How playing Inappropriate Guess Who? taught us the truth of customer analytics
This article was originally published February 4th, 2020
We play a game that I’ve realised is a perfect analogue for the dreadful state of current customer analytics. Inappropriate Guess Who? is played with the standard Guess Who? set but you aren’t allowed to ask any of the normal factual questions. No asking about beards, or glasses or even gender. In Inappropriate Guess Who? your questions are all subjective and generally filthy.
- Does this person look like they are stalking a victim?
- Does this person appear to be at the final stages of a beautiful act of sexual congress?
- Would you trust this person with your kids?
At NRF we occupied one end of a bar and challenged all comers, up stepped Tim Ford, boss of the quite brilliant pricesynergy.io business.
‘Has this person got any hair?’
‘Tim you can’t ask about verifiable features.’
‘Okay, erm… have they just had a really painful shit.’
‘Christ. But yes Tim. They definitely have.’
And thus the game continues until either player is left with but a single person and can guess the identity of their opponent’s character.
‘Is it Bernard? It’s Bernard isn’t it? I flipping know it is.’
‘It’s Alice, Tim.’
That’s the awesome thing about Inappropriate Guess Who? nobody ever gets the right answer. It’s stupid and the fun is in the depravity of the questioning. Inappropriate Guess Who? is all about profiling by outward appearance, bias and cultural prejudice. My guess based on these things is often way off from the other person’s similarly biased judgement. It should always fail because profiling and prejudice are personalised failures of thought. They are failures of dialogue, empathy and culture and they belong to my issues, where yours may be different.
The failure inherent in Inappropriate Guess Who? is also the failure inherent in almost all current customer analytics; you’re trying to guess a likely future behaviour based on biased correlations, and you’re segmenting based on criteria that in real life are absurd. You’re also trying to ascribe a fixed point to that person’s buying character when the reality is that how a person shops changes with mood, need and context.
Just like the subjective judgement of Inappropriate Guess Who? current customer analytics are an attempt to make order out of chaos, a chaos of conflicting signals and confusions made to appear logical. The truth is that in retail especially, we’ve been let down by the current state of customer analytics.
What’s needed is a new generation that stop trying to chase the individual’s fixed buying state but that instead consider context and emotion.

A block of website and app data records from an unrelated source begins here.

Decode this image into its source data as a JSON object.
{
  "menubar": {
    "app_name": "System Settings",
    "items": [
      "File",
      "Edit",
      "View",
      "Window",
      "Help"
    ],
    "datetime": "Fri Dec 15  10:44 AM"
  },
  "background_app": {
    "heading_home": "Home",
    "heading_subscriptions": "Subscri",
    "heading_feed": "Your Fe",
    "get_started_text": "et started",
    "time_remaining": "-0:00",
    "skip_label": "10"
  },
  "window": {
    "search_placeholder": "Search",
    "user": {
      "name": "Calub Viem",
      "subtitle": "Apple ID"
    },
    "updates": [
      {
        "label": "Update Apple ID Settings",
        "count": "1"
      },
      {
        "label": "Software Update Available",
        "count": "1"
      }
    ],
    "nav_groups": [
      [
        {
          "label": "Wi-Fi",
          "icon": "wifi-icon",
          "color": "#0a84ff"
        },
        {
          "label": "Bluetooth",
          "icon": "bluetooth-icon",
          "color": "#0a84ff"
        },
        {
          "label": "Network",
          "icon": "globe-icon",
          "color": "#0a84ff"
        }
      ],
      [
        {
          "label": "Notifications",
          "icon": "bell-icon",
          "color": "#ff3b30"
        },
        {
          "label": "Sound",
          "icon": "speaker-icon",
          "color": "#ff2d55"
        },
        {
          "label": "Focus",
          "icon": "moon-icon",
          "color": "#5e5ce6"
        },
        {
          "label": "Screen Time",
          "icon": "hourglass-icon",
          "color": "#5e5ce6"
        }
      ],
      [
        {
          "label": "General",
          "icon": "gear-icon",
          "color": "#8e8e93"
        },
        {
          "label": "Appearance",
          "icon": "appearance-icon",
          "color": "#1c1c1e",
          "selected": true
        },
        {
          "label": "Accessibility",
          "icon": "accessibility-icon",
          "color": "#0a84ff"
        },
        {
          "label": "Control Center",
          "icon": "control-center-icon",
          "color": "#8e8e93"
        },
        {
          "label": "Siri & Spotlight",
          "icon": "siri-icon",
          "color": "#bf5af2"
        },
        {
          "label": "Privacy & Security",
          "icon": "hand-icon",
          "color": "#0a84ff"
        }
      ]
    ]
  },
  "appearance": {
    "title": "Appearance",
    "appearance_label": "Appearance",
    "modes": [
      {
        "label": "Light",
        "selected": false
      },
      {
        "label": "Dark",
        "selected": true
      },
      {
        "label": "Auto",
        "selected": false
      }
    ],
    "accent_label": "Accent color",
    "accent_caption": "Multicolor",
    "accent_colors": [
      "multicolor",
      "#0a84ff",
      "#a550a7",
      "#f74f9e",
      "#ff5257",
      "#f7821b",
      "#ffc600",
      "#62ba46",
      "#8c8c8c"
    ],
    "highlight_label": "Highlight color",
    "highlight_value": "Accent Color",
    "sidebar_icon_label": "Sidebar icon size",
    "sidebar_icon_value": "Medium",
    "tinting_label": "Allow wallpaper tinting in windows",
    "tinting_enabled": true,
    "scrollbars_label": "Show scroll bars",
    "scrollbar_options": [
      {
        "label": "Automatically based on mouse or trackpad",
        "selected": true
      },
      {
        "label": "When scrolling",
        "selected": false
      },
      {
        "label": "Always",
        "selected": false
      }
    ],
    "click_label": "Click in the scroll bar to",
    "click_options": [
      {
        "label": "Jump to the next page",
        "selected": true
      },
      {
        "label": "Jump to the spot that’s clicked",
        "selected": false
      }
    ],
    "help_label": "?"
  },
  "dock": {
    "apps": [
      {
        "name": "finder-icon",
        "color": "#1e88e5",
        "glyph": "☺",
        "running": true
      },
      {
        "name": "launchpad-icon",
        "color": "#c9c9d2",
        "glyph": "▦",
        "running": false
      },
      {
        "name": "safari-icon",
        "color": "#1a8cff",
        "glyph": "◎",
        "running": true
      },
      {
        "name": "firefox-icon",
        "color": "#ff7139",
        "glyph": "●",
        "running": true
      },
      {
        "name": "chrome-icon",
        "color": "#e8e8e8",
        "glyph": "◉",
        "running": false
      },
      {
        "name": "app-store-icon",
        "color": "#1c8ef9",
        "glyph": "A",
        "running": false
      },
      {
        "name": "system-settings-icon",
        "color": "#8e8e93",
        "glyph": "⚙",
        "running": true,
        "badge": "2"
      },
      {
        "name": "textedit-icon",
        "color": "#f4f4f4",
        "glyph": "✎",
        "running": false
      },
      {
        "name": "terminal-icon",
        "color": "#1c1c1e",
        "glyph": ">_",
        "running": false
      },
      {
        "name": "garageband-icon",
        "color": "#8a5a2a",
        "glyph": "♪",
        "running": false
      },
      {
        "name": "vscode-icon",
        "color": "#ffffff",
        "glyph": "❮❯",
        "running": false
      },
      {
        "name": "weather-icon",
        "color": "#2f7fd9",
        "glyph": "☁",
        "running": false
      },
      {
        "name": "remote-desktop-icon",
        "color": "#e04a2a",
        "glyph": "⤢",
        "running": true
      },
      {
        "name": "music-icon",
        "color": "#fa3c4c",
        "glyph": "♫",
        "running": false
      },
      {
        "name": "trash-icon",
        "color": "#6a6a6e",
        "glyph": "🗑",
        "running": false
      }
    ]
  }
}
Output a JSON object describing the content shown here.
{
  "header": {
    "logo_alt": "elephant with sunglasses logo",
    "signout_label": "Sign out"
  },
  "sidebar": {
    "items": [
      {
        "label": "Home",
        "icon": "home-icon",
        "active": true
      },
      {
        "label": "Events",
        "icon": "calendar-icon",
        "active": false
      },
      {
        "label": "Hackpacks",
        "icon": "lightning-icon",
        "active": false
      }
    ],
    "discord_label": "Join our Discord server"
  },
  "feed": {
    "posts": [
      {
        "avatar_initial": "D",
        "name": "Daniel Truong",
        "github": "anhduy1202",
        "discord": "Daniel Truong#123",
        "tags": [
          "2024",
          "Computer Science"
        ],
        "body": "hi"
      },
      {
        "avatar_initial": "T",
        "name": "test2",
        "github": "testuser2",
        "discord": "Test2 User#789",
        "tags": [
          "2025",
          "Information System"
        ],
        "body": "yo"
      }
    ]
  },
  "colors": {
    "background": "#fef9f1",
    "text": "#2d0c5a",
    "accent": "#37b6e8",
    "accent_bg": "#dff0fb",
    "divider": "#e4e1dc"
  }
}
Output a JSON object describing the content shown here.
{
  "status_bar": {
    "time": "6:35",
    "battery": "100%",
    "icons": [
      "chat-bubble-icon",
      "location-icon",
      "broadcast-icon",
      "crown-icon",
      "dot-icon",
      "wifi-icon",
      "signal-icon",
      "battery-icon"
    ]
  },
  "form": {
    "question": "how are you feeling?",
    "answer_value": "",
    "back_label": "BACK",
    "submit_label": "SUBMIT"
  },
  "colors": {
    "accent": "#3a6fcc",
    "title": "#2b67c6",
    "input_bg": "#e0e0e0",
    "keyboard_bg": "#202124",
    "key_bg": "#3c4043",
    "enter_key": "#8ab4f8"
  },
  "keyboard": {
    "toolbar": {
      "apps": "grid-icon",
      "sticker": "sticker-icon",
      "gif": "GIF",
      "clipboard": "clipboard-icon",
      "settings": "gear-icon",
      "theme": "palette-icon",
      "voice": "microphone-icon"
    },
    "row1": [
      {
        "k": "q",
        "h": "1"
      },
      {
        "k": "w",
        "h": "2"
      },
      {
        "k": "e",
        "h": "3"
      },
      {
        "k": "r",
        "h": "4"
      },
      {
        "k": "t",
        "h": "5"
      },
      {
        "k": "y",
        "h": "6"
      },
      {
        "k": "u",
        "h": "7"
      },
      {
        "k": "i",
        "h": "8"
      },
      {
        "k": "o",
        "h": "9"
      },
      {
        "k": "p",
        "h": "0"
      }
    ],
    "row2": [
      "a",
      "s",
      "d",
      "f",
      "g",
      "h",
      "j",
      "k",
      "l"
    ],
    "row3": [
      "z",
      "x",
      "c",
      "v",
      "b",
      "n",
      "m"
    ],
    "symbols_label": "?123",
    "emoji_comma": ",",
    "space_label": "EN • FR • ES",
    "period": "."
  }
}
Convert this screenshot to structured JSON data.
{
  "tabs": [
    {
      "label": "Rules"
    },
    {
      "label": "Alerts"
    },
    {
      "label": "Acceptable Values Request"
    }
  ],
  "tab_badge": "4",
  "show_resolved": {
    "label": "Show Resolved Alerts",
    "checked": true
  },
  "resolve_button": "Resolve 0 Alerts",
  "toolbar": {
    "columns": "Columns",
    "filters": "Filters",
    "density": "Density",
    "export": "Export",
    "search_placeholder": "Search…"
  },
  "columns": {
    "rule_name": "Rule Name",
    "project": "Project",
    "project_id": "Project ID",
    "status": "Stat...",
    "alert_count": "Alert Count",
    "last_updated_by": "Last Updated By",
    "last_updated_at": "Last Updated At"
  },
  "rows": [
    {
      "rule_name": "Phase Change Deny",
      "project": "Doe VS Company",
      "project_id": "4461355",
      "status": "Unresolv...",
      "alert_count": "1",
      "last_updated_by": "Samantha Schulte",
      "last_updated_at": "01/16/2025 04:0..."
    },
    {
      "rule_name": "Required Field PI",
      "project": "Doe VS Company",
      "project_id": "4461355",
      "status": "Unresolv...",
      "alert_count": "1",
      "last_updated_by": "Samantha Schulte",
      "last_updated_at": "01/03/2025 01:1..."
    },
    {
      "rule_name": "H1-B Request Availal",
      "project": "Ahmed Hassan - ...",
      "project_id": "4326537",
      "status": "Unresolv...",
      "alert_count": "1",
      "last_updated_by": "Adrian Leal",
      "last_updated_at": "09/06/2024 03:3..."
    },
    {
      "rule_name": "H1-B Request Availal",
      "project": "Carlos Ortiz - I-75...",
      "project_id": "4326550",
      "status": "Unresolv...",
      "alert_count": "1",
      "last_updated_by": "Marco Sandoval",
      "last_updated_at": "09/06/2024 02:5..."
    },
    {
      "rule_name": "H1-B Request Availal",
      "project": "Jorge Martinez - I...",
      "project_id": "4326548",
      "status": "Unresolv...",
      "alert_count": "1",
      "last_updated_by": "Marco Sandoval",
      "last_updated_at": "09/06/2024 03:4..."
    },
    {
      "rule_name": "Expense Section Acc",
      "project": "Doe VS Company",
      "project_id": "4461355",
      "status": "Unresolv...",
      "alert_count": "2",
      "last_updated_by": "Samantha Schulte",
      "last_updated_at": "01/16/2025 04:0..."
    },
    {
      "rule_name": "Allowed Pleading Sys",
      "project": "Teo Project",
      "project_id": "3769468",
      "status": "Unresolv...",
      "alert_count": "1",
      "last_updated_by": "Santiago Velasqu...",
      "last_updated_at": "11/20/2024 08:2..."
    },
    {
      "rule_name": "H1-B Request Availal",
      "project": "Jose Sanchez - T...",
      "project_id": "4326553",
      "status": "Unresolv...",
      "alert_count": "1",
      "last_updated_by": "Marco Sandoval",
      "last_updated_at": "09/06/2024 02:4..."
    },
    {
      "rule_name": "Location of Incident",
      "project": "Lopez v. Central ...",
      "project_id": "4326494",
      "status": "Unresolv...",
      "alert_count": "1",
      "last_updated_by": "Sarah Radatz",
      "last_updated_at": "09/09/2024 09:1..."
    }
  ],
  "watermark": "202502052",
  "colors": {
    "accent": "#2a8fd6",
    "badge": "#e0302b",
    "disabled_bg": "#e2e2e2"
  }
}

If you know what groups of shoppers are trying to do and how subsets of them are feeling while they are trying to do it, then you can build a set of experiences and service propositions that meet those without personalised bias.
That need for new solutions is why Uncrowd exists; we’ve created a customer analytics platform, and a whole philosophy that is a generational step forward precisely because it isn’t single-view of a fixed customer. We’re so ahead that one person at NRF exclaimed ‘NOPE! What you’re saying isn’t possible!’ and then we showed them Friction/Reward Indexing using real data on their stores that we’d gathered earlier in the Pennsylvania market… their response then? ‘This is magical, you’ve done it.’
I guess what I’m saying is that just because NPS values a 9 from Fred West exactly as much as it values a 9 from the Pope and assumes they both then do the same thing post scoring, you don’t have to.